▸ What is needed: Return only those lines of the records below in which "title" appears.

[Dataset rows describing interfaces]
┄┄┄┄┄┄

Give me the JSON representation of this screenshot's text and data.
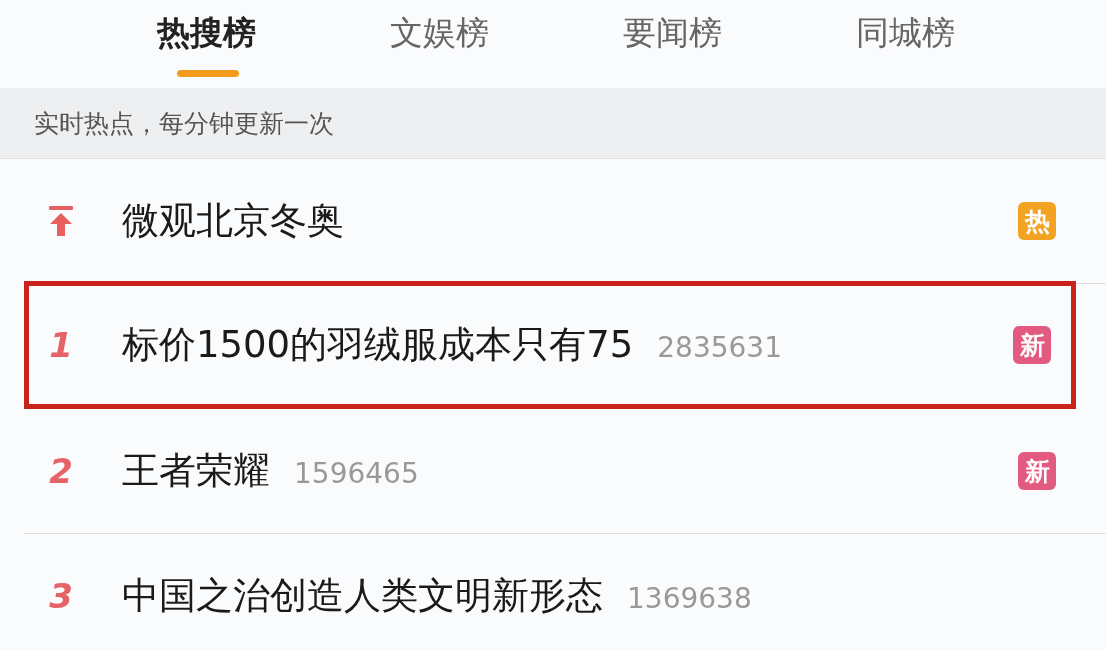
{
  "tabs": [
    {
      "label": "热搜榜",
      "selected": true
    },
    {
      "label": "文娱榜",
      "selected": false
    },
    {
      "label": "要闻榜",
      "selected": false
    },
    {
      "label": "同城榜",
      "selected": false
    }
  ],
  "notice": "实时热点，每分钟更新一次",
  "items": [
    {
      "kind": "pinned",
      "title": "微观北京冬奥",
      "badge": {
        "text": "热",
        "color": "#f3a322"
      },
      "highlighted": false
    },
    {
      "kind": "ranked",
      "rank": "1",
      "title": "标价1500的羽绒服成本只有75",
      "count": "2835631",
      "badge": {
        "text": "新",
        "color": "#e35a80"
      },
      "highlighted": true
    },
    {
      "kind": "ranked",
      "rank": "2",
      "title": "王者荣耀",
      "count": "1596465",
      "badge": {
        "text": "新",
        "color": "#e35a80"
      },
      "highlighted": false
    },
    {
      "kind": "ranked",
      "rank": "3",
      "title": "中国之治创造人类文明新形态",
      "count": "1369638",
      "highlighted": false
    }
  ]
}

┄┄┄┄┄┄

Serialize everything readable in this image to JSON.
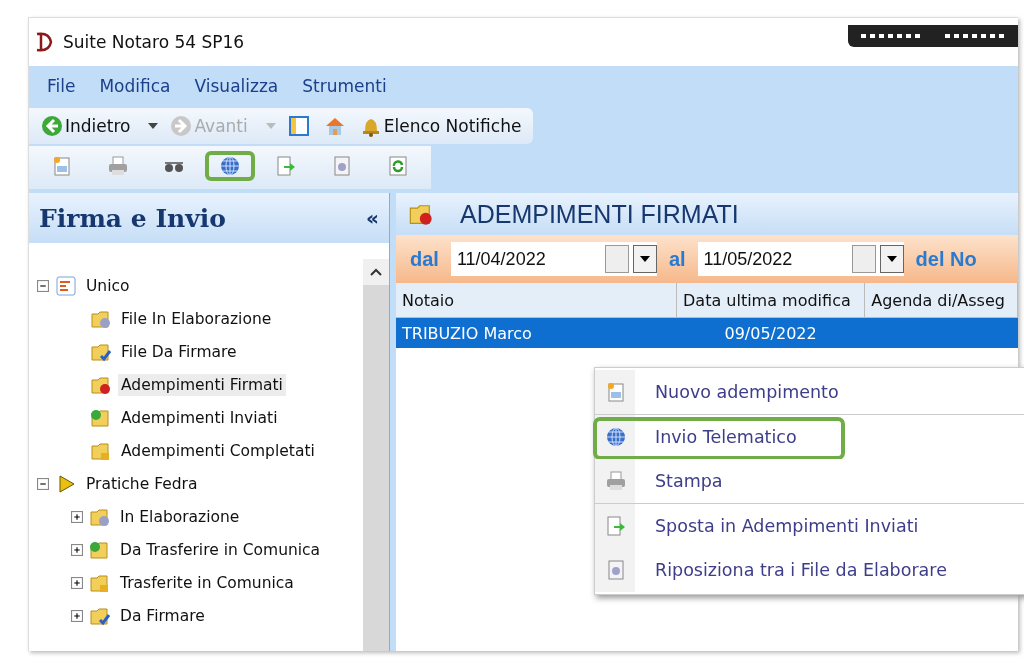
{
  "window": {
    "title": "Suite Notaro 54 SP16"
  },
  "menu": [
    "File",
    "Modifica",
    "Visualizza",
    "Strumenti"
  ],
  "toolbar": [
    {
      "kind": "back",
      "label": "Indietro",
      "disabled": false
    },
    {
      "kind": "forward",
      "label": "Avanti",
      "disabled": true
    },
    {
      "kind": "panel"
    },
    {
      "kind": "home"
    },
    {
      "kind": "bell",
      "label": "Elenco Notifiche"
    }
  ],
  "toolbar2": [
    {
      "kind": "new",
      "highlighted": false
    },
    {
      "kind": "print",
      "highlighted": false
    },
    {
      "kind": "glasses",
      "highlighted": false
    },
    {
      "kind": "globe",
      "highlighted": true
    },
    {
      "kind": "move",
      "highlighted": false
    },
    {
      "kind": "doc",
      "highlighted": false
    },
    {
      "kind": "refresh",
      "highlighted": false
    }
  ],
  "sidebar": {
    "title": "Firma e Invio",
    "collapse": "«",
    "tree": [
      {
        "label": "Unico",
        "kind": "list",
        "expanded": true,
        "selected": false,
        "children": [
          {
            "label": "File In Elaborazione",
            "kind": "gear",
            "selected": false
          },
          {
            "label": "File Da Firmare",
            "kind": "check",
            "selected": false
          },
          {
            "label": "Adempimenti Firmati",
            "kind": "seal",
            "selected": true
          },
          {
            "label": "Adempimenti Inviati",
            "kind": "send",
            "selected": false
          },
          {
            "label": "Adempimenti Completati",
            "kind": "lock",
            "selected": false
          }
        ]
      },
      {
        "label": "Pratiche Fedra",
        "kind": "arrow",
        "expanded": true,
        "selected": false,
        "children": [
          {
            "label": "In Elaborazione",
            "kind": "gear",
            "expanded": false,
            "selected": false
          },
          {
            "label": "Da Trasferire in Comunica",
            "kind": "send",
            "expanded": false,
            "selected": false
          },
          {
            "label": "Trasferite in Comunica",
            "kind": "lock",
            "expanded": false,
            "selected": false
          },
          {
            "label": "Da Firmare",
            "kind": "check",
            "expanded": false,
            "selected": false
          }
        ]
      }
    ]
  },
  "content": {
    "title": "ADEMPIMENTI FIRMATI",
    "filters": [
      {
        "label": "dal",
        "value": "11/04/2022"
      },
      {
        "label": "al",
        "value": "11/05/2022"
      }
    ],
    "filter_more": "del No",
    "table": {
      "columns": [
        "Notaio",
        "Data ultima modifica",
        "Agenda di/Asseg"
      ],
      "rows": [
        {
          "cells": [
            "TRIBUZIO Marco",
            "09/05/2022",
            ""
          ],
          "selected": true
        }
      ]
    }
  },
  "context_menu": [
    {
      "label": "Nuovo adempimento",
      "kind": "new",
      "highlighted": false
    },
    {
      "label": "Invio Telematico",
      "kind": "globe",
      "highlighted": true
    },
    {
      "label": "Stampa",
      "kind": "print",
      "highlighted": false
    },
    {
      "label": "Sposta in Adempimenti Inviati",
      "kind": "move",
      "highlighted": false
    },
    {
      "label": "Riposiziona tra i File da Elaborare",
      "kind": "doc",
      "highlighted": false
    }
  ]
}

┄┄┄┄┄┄

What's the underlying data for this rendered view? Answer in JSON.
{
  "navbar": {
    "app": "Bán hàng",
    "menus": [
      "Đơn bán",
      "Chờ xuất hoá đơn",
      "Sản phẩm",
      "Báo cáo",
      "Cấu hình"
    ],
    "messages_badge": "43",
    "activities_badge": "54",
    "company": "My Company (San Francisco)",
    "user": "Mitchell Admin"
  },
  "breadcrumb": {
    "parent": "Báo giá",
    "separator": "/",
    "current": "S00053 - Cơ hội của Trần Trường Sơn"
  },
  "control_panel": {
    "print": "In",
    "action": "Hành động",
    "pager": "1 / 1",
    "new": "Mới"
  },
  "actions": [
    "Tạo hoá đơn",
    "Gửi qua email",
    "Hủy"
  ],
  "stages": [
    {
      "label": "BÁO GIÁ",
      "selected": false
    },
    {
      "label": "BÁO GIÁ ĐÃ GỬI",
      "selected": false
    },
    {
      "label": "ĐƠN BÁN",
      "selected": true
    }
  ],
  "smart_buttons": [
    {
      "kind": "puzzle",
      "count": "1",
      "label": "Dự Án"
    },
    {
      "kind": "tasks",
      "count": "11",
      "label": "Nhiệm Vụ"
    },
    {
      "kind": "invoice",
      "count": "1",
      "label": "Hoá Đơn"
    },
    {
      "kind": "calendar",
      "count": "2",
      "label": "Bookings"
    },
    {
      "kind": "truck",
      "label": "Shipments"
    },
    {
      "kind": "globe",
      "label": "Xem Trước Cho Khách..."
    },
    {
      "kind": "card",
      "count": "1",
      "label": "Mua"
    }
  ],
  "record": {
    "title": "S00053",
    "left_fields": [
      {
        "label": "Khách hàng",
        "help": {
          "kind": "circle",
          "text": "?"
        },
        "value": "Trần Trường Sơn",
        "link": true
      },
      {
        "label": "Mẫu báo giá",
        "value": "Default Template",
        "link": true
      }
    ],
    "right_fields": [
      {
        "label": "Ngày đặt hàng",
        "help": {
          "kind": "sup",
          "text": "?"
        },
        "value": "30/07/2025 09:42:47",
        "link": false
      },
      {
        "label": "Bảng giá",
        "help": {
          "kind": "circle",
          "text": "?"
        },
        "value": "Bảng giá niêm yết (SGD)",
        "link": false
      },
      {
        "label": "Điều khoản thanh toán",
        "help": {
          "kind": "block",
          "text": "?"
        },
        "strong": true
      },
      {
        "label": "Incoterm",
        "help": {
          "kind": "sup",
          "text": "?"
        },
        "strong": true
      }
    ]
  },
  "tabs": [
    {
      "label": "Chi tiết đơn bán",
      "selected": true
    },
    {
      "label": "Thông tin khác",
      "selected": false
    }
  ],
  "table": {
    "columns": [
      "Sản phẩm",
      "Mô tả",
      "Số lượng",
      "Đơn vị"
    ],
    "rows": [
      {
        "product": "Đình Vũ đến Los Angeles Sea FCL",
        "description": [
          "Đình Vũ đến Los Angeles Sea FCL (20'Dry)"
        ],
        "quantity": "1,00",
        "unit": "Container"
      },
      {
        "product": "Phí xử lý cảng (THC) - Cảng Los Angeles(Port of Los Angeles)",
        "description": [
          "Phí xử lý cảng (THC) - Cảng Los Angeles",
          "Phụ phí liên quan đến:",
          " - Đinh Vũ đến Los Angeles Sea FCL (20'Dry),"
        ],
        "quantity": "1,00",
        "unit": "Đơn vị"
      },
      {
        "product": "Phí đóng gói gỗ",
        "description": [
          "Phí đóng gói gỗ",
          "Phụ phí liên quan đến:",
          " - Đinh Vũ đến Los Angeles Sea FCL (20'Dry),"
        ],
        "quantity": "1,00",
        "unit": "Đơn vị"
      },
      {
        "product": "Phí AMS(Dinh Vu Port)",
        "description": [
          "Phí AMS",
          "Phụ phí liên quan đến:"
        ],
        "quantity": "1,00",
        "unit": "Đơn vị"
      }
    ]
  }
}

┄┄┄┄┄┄

▸ Solved problem:
      "title": "微观北京冬奥",
      "title": "标价1500的羽绒服成本只有75",
      "title": "王者荣耀",
      "title": "中国之治创造人类文明新形态",
    "title": "Suite Notaro 54 SP16"
    "title": "Firma e Invio",
    "title": "ADEMPIMENTI FIRMATI",
    "title": "S00053",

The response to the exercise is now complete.